Extracted records
..........
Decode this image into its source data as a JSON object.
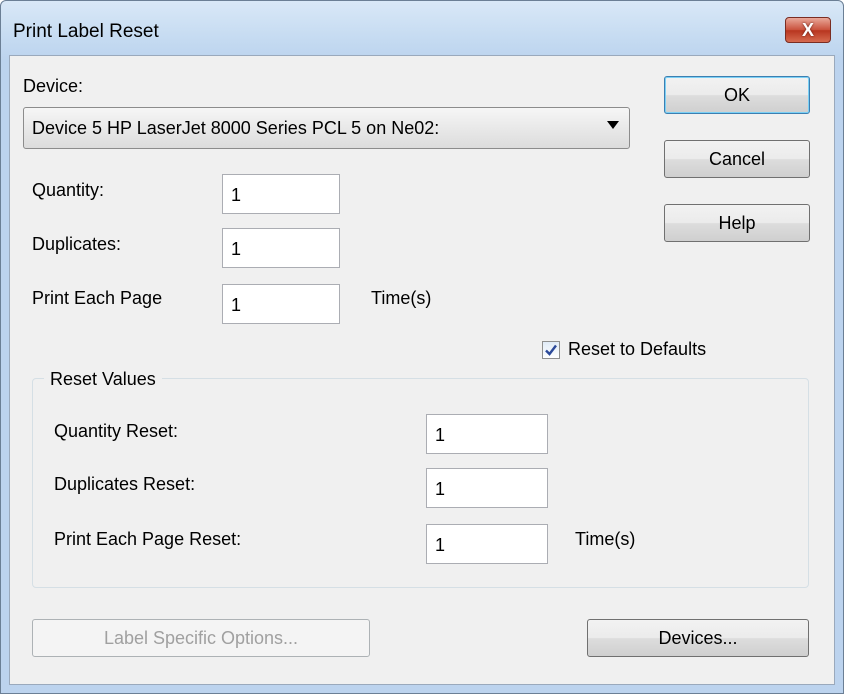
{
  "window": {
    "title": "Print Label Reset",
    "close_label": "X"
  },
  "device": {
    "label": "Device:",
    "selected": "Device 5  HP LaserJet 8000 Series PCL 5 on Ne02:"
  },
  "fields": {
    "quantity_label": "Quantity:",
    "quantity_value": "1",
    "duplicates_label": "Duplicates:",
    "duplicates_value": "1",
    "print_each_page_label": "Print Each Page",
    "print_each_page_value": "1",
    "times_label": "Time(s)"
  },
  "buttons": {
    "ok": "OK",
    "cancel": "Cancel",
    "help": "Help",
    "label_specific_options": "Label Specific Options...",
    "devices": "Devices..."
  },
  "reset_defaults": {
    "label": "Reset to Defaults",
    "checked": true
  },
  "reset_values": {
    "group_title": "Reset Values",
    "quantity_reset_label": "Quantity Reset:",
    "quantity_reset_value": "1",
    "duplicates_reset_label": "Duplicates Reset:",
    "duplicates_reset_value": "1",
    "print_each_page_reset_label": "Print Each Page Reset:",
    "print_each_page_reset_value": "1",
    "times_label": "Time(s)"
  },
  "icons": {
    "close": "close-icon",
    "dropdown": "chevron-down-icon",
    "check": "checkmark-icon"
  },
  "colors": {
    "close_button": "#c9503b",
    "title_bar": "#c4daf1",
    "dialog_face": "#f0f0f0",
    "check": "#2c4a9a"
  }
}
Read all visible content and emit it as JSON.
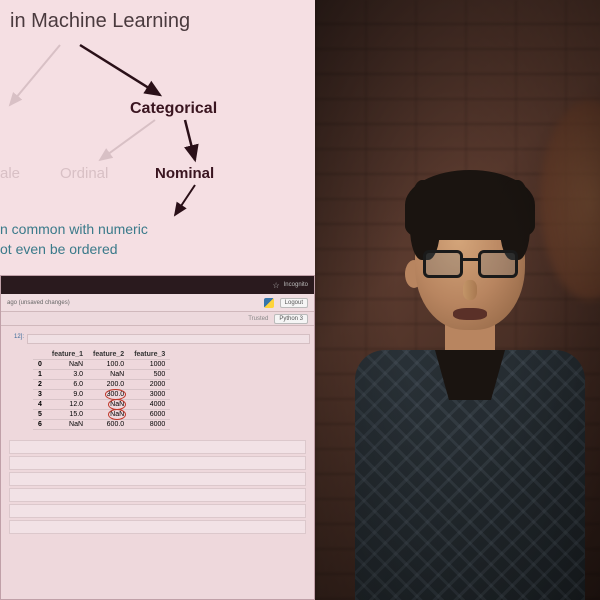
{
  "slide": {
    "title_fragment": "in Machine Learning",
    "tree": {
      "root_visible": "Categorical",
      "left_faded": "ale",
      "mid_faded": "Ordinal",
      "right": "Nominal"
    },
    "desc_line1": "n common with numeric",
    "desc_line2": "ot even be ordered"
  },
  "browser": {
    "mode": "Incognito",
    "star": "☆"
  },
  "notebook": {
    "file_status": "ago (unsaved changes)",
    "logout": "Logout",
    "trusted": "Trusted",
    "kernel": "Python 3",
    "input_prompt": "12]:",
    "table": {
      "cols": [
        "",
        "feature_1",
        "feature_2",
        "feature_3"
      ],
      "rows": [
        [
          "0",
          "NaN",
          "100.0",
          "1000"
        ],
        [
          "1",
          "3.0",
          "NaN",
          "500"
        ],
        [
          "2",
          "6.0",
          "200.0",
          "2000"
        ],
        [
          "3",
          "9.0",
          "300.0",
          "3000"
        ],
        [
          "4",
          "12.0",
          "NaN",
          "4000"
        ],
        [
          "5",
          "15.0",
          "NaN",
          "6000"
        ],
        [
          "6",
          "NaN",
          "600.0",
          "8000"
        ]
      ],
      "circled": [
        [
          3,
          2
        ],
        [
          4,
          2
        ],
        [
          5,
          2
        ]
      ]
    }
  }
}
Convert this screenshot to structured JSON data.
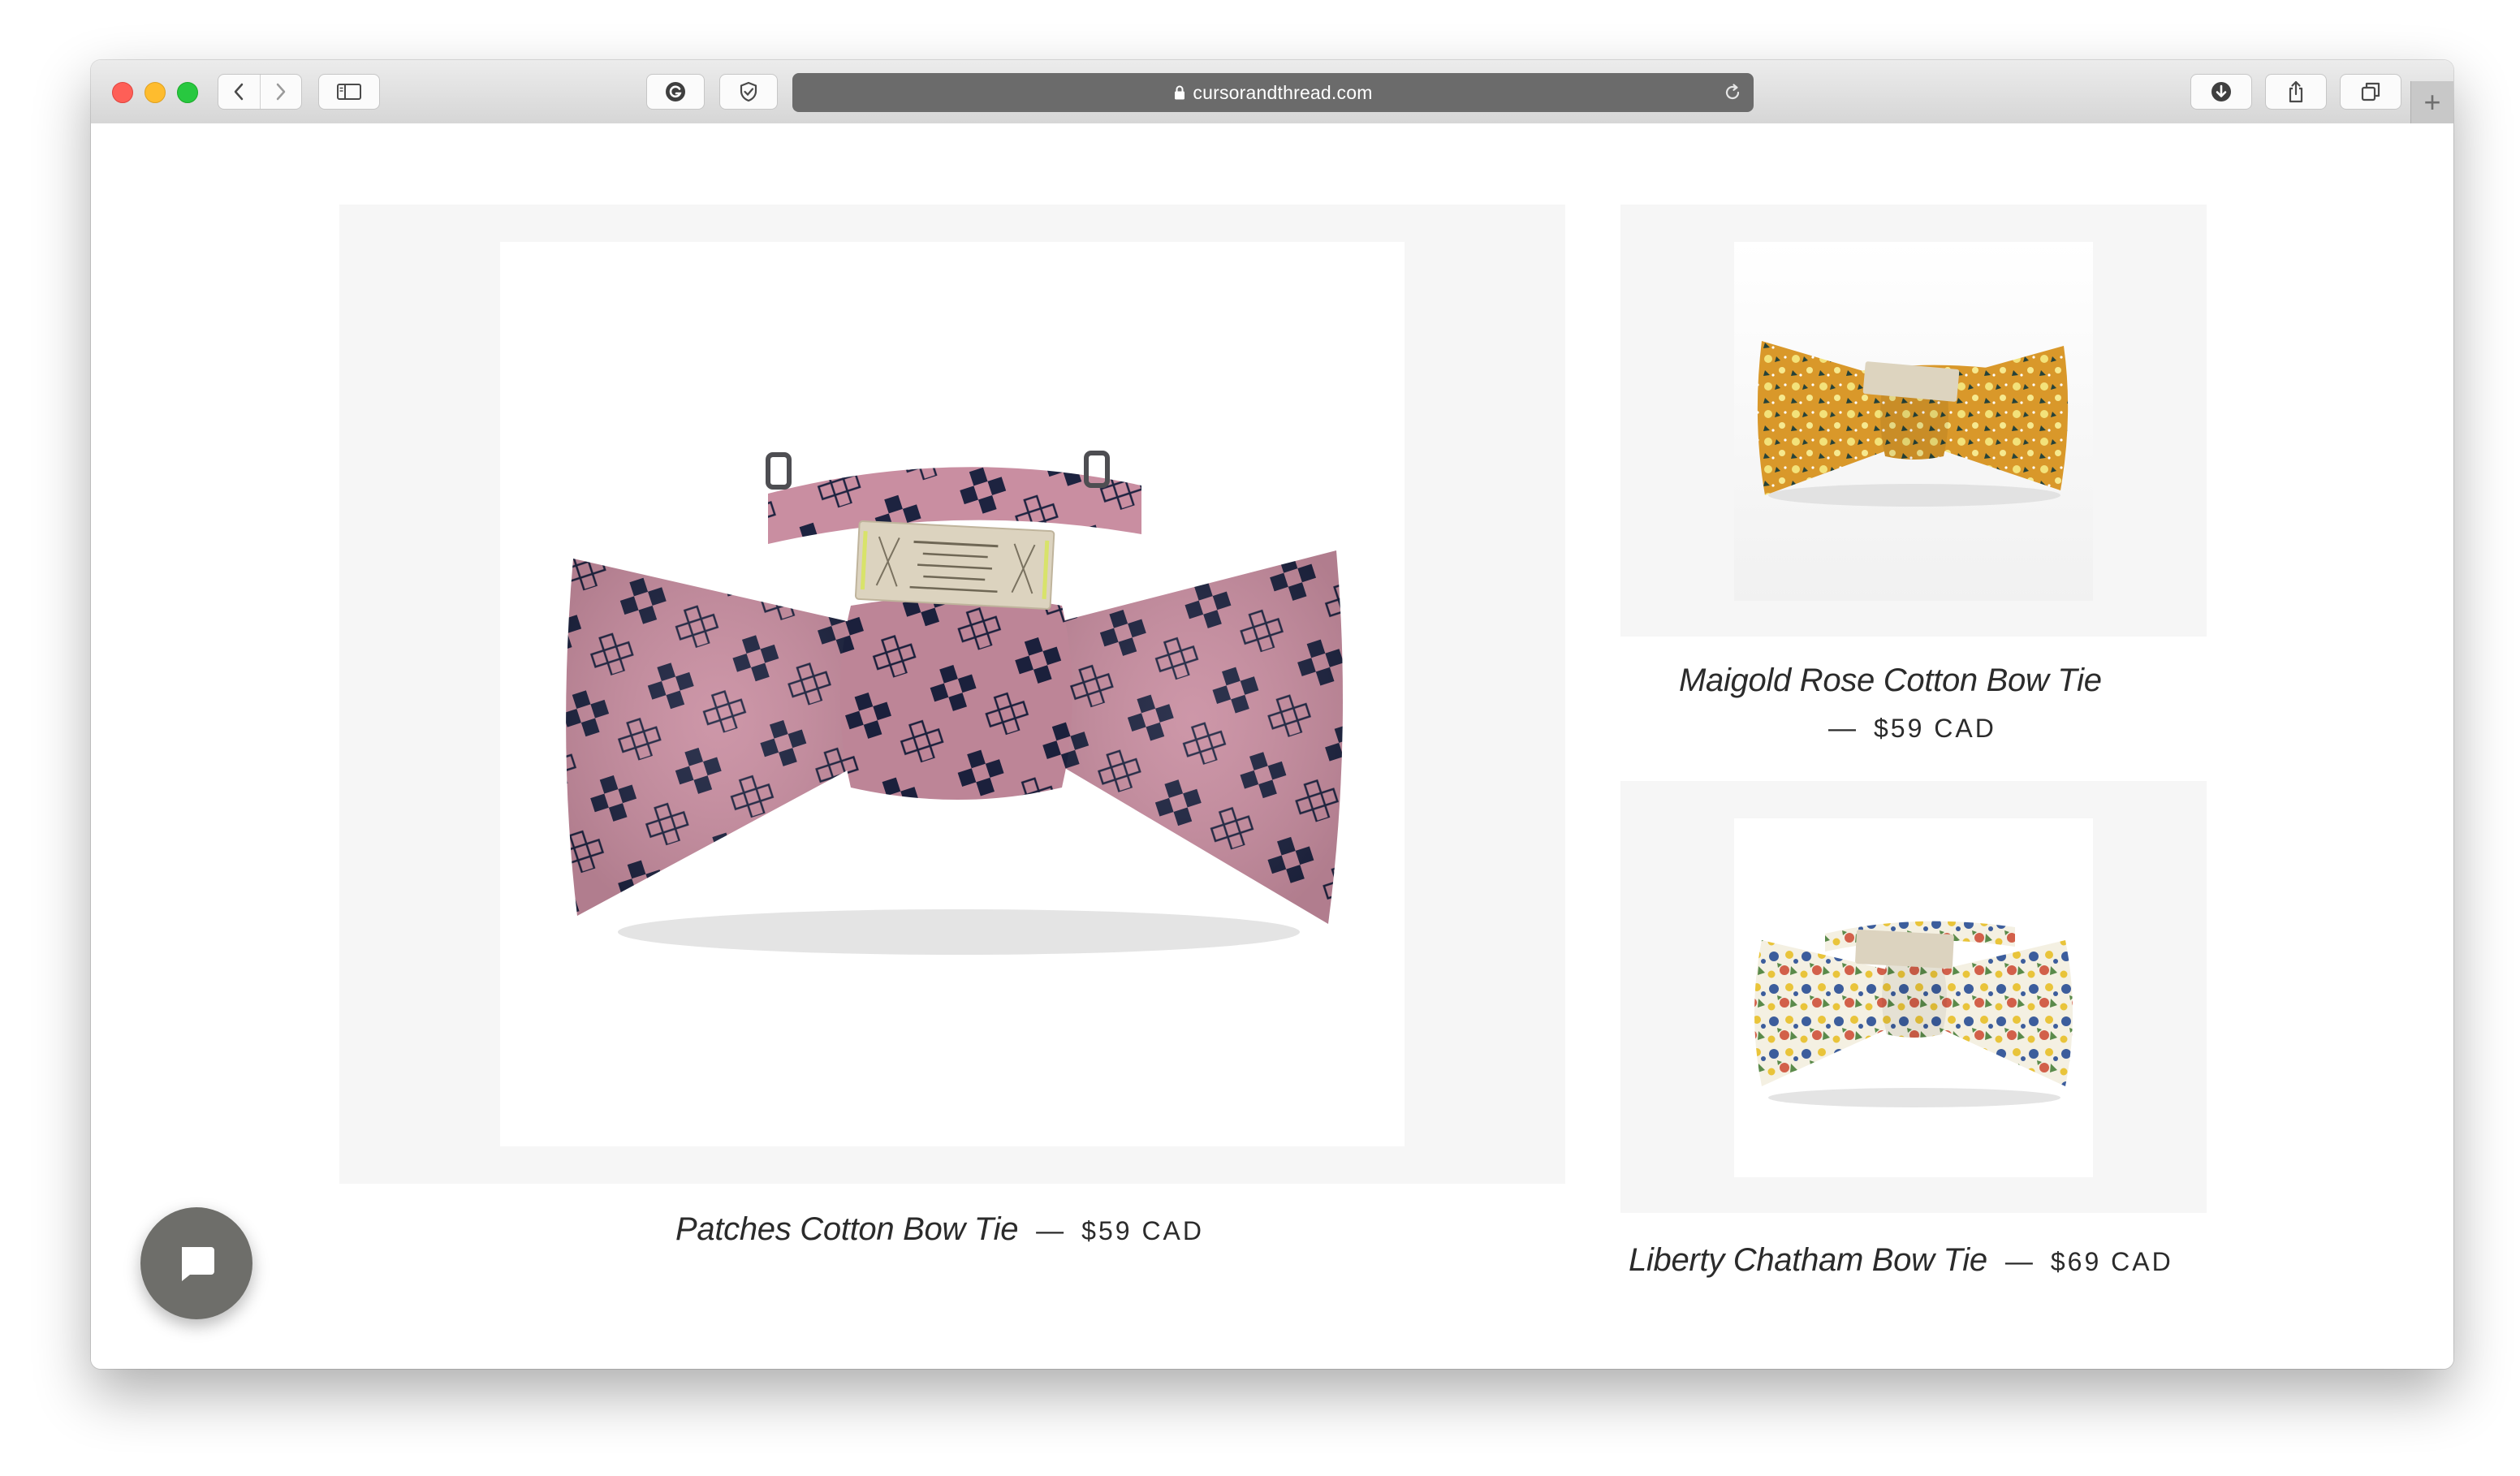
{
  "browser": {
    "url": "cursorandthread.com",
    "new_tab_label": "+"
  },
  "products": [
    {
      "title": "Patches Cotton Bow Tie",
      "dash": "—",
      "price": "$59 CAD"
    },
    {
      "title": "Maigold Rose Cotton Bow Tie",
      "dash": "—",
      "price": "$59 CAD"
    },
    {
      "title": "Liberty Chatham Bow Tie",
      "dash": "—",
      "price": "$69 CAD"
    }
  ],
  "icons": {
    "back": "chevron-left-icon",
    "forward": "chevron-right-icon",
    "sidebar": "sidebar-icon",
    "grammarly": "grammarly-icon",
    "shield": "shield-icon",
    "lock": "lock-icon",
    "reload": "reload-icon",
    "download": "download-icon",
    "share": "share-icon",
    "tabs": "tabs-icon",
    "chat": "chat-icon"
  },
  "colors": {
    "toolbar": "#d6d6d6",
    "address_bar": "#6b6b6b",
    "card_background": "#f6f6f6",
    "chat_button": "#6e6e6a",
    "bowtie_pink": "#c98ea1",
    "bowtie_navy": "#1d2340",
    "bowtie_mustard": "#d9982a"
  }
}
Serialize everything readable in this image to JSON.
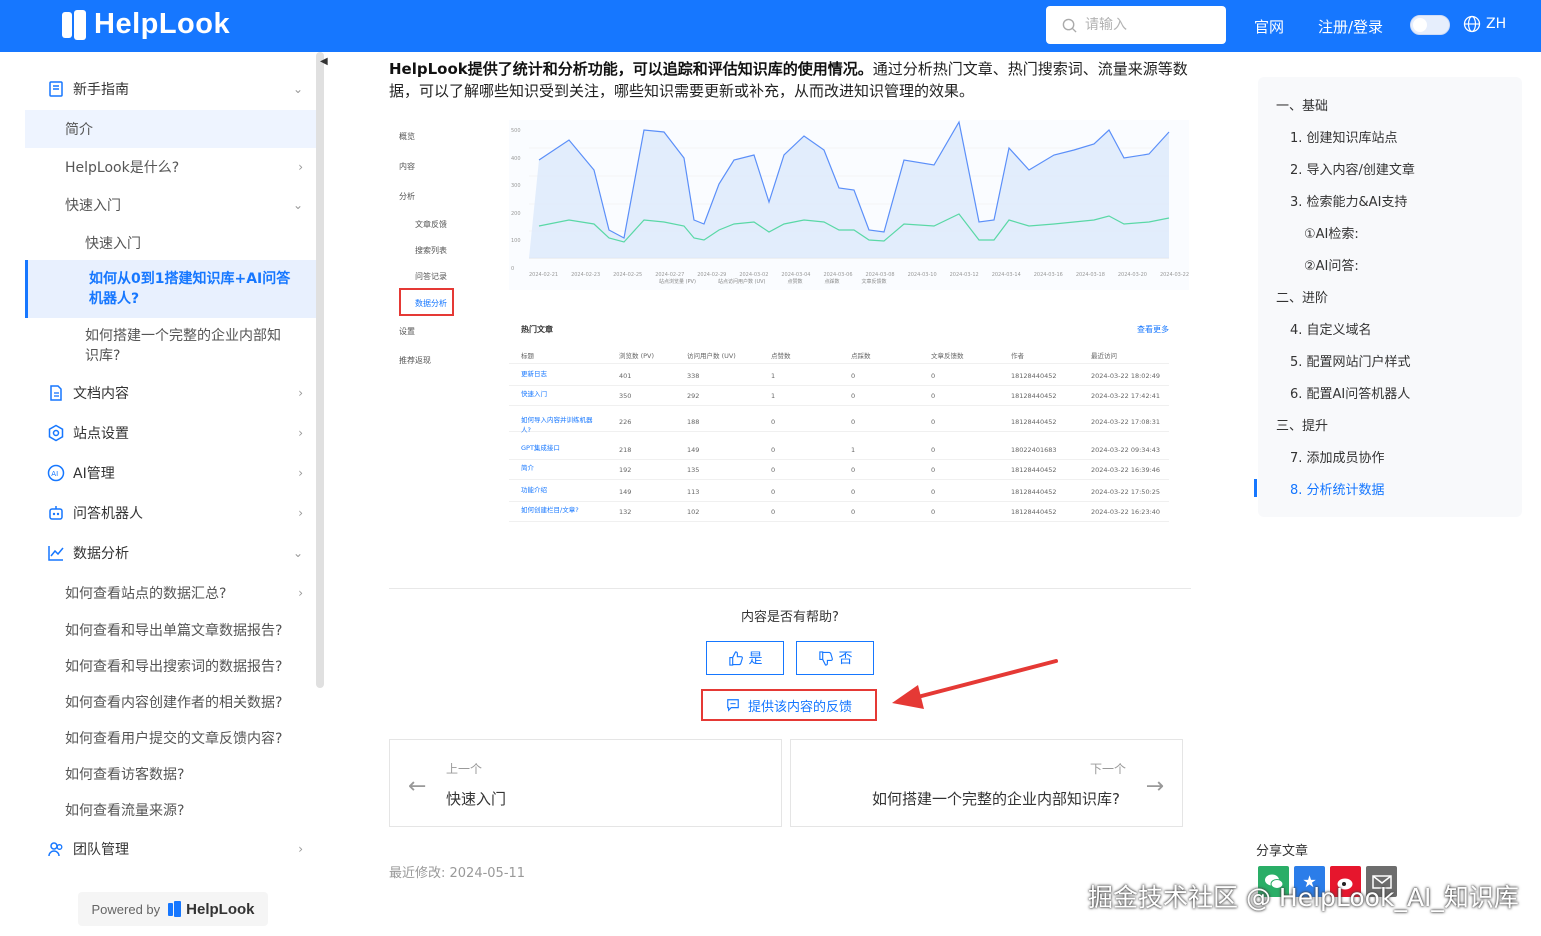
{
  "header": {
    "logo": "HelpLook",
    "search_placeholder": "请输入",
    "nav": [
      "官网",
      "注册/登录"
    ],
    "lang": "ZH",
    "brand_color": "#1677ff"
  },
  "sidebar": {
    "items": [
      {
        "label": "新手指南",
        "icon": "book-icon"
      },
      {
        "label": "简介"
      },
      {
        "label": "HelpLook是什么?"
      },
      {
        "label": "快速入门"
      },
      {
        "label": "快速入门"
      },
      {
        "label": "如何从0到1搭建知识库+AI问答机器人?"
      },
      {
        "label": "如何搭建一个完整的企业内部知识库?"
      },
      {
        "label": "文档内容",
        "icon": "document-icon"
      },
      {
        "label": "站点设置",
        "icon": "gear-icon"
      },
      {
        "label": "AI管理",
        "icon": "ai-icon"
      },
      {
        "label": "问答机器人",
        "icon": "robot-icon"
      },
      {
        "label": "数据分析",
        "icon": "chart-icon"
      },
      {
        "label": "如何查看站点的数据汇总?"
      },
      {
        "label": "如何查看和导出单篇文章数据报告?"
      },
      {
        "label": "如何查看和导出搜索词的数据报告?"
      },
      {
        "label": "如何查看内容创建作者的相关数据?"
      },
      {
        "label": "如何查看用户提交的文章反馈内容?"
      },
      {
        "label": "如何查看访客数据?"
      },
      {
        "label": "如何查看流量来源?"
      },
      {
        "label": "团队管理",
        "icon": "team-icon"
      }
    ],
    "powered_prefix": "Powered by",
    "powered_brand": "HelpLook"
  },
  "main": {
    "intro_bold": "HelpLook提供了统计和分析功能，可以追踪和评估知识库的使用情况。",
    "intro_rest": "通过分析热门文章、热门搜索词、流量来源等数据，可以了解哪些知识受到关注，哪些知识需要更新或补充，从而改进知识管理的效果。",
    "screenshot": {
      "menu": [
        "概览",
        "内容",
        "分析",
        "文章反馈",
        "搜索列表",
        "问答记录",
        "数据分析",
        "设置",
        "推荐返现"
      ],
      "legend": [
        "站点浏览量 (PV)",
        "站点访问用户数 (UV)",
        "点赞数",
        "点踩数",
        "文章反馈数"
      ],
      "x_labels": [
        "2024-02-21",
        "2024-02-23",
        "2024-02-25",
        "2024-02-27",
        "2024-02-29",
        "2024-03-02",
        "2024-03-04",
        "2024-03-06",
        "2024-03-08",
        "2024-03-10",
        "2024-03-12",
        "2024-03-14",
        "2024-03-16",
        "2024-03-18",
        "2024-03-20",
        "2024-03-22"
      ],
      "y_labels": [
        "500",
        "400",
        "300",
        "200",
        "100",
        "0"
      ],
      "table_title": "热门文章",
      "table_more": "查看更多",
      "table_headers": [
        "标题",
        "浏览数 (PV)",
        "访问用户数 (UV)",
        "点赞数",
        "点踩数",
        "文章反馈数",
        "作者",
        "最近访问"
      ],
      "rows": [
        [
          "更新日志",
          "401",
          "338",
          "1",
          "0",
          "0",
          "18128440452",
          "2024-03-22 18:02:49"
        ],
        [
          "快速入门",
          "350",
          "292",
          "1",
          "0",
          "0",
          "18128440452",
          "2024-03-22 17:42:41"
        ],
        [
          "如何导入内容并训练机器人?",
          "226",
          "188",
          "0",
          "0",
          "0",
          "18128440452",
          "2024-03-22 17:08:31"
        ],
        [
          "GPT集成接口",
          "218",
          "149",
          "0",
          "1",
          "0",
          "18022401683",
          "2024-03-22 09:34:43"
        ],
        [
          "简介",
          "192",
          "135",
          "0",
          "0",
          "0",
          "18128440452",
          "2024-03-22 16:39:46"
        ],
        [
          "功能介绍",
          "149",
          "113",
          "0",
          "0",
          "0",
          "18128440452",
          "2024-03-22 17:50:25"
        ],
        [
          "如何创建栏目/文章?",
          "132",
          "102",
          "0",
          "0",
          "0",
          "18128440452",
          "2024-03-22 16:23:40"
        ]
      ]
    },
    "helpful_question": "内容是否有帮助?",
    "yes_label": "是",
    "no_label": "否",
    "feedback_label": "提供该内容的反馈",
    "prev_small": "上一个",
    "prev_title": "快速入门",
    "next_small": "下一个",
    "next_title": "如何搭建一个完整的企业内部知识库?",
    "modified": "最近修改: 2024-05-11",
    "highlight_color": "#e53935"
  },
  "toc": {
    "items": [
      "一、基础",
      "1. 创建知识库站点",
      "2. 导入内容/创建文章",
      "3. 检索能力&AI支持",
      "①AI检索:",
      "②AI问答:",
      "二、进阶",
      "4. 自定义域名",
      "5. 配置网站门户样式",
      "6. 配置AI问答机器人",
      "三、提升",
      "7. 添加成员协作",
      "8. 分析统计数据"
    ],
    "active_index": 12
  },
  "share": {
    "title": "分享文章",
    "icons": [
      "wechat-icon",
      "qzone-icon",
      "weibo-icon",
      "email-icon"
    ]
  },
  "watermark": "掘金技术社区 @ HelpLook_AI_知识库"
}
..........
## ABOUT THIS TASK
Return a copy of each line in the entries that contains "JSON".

## EXERCISE OUTPUT
Decode this image into its source data as a JSON object.
Read all visible content and emit it as JSON.
Convert this screenshot to structured JSON data.
Serialize everything readable in this image to JSON.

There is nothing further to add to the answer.